  • 8.
    Aronsson, Lena
    et al.
    Stockholm University, Faculty of Social Sciences, Department of Child and Youth Studies.
    Lenz Taguchi, Hillevi
    Stockholm University, Faculty of Social Sciences, Department of Child and Youth Studies.
    Mapping a Collaborative Cartography of the Encounters between the Neurosciences and Early Childhood Education Practices2018In: Discourse. Studies in the Cultural Politics of Education, ISSN 0159-6306, E-ISSN 1469-3739, Vol. 39, no 2, p. 242-257Article in journal (Refereed)
    Abstract [en]

    This paper takes its starting point in a shared problem of concern, formulated in terms of what might be produced – or not – as effects of encounters between neuroscientific research and preschool practices. The aim is to show what emerged in collaborative encounters, in what is theorized and practised as Deleuzo–Guattarian-inspired cartography mapping exercises. During regularly scheduled staff ‘reflection meetings’, an invited doctoral student enacted, participated, and documented these encounters with preschool staff at three preschools in the same area outside Stockholm, Sweden.
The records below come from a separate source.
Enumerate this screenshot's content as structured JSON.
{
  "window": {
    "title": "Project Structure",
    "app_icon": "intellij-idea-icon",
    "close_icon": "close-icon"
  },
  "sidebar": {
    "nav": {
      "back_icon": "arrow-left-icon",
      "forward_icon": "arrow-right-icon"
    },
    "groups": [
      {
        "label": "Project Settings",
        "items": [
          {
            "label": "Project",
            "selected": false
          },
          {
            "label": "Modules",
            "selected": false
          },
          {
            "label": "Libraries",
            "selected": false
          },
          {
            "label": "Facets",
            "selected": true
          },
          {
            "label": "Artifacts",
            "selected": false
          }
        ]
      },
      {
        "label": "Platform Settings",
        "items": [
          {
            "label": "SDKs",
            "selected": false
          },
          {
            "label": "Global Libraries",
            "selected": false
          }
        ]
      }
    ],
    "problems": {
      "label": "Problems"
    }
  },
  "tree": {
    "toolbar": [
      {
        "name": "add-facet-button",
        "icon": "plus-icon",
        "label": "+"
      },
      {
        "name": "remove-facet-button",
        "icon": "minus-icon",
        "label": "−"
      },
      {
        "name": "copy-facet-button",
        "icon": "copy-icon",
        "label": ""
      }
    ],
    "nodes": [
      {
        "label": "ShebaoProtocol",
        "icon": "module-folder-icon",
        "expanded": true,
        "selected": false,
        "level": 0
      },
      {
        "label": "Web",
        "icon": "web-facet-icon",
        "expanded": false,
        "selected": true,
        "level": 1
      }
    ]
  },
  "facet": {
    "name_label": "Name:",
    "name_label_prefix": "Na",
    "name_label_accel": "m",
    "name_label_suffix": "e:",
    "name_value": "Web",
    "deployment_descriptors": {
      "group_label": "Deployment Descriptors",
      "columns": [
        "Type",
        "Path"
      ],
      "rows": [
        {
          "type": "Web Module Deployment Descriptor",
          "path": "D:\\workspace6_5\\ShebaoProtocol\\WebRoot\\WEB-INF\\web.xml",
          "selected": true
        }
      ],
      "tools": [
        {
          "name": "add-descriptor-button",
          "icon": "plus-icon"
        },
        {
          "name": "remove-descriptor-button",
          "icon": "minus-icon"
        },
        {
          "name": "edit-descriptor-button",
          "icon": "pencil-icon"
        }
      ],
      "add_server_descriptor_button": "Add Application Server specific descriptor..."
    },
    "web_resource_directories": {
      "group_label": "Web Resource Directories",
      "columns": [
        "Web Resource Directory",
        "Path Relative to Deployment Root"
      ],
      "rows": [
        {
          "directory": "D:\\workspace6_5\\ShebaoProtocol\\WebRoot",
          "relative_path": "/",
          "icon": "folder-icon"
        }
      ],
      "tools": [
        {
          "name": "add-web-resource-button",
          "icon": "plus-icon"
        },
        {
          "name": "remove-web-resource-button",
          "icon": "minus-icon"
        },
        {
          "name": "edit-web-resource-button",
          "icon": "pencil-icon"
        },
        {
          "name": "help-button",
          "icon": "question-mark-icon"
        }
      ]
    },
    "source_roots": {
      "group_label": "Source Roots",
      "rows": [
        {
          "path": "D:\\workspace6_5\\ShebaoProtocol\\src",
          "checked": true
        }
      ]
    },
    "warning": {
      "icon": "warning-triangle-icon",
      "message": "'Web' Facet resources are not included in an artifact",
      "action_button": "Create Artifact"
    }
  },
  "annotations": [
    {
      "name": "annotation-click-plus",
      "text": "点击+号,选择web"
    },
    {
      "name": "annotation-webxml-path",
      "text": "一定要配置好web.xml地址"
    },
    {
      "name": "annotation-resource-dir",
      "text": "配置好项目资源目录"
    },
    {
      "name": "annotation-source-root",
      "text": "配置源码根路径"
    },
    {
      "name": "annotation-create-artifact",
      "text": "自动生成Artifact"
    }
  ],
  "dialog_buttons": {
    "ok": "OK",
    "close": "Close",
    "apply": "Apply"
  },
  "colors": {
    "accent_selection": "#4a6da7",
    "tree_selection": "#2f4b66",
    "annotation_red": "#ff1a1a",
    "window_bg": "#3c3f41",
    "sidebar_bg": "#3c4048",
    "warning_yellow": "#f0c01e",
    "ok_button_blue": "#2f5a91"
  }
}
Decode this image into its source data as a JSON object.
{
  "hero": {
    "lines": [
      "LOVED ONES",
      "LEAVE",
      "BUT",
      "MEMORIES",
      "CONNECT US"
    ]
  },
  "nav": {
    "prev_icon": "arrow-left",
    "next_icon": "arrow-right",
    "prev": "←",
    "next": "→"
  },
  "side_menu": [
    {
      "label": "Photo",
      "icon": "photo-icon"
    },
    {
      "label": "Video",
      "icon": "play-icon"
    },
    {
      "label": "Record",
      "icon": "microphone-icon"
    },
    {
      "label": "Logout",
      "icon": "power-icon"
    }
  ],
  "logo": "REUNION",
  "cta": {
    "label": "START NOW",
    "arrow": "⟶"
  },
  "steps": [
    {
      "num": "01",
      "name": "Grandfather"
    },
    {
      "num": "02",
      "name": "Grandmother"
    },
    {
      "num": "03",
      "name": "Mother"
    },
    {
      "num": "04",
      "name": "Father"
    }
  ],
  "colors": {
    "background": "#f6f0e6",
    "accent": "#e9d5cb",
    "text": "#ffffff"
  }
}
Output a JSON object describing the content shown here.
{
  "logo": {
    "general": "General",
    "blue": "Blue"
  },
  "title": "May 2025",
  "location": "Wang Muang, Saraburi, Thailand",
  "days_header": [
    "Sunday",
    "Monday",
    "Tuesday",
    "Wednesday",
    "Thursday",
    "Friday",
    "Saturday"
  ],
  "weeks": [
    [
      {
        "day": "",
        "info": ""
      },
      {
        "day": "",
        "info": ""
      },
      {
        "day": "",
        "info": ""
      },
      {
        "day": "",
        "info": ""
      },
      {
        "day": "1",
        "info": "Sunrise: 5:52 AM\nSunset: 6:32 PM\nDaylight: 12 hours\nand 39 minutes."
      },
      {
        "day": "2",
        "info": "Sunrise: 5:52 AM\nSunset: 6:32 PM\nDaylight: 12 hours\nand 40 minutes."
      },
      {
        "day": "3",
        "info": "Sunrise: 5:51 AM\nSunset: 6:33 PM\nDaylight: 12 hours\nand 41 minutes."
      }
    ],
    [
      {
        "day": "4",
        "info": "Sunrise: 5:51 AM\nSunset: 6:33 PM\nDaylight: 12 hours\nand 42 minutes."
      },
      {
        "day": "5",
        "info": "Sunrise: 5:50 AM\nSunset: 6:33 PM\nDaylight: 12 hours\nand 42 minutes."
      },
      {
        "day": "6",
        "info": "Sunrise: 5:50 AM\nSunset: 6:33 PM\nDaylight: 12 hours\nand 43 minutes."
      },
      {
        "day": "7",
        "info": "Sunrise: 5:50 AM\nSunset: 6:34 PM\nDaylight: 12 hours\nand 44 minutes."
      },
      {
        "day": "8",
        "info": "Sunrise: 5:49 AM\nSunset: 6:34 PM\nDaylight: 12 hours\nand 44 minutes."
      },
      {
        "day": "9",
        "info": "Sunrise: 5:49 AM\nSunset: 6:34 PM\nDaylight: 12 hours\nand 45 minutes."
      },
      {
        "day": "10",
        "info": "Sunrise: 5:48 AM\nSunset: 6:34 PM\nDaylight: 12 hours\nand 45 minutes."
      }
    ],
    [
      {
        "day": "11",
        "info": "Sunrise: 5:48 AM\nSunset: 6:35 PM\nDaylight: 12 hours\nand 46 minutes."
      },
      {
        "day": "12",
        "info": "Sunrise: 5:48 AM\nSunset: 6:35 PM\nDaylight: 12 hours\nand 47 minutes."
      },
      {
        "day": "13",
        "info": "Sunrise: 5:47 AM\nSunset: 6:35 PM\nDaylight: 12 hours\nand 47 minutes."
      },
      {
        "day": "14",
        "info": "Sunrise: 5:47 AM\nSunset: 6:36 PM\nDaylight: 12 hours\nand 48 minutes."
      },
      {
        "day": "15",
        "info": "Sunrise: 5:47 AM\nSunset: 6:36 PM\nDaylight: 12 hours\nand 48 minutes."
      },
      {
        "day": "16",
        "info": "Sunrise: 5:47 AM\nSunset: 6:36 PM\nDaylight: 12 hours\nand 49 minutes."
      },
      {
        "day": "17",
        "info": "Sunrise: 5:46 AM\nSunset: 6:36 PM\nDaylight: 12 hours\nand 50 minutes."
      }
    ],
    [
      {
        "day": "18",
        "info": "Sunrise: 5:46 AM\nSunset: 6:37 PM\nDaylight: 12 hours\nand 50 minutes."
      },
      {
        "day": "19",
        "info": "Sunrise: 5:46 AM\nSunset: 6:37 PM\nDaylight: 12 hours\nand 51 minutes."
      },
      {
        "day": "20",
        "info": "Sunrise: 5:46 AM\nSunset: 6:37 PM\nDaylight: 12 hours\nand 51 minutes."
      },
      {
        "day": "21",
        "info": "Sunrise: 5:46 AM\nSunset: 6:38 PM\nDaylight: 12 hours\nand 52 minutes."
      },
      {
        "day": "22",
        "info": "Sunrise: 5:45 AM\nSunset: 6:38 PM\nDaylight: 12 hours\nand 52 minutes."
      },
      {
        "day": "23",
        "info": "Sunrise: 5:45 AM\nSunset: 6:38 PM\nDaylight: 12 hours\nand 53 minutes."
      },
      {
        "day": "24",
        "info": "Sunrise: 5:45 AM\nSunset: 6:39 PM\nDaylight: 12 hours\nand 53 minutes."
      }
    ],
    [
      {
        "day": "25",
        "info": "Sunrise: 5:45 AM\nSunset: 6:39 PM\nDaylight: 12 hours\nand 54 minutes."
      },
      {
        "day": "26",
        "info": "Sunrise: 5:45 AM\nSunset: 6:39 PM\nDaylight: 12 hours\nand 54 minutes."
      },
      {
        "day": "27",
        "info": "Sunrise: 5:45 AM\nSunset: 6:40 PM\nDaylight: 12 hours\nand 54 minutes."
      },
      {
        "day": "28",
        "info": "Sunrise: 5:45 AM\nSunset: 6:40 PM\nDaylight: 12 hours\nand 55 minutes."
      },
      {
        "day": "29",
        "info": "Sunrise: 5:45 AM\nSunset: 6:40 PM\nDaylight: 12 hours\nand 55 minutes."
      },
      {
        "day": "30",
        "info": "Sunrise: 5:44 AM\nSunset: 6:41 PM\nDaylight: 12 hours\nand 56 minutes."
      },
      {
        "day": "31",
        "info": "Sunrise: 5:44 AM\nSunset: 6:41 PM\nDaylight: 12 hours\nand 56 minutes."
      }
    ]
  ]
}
Two major lines of articulation, converging around a core problem, were collaboratively constructed and put on this ‘map’. These were then actively put to play to be disrupted and deterritorialized, making ways for new diverging lines and potential reconfigured forms of literacy practices.

1 - 8 of 8
CiteExportLink to result list
Permanent link
Cite
Citation style
  • apa
  • ieee
  • modern-language-association-8th-edition
  • vancouver
  • Other style
More styles
Language
  • de-DE
  • en-GB
  • en-US
  • fi-FI
  • nn-NO
  • nn-NB
  • sv-SE
  • Other locale
More languages
Output format
  • html
  • text
  • asciidoc
  • rtf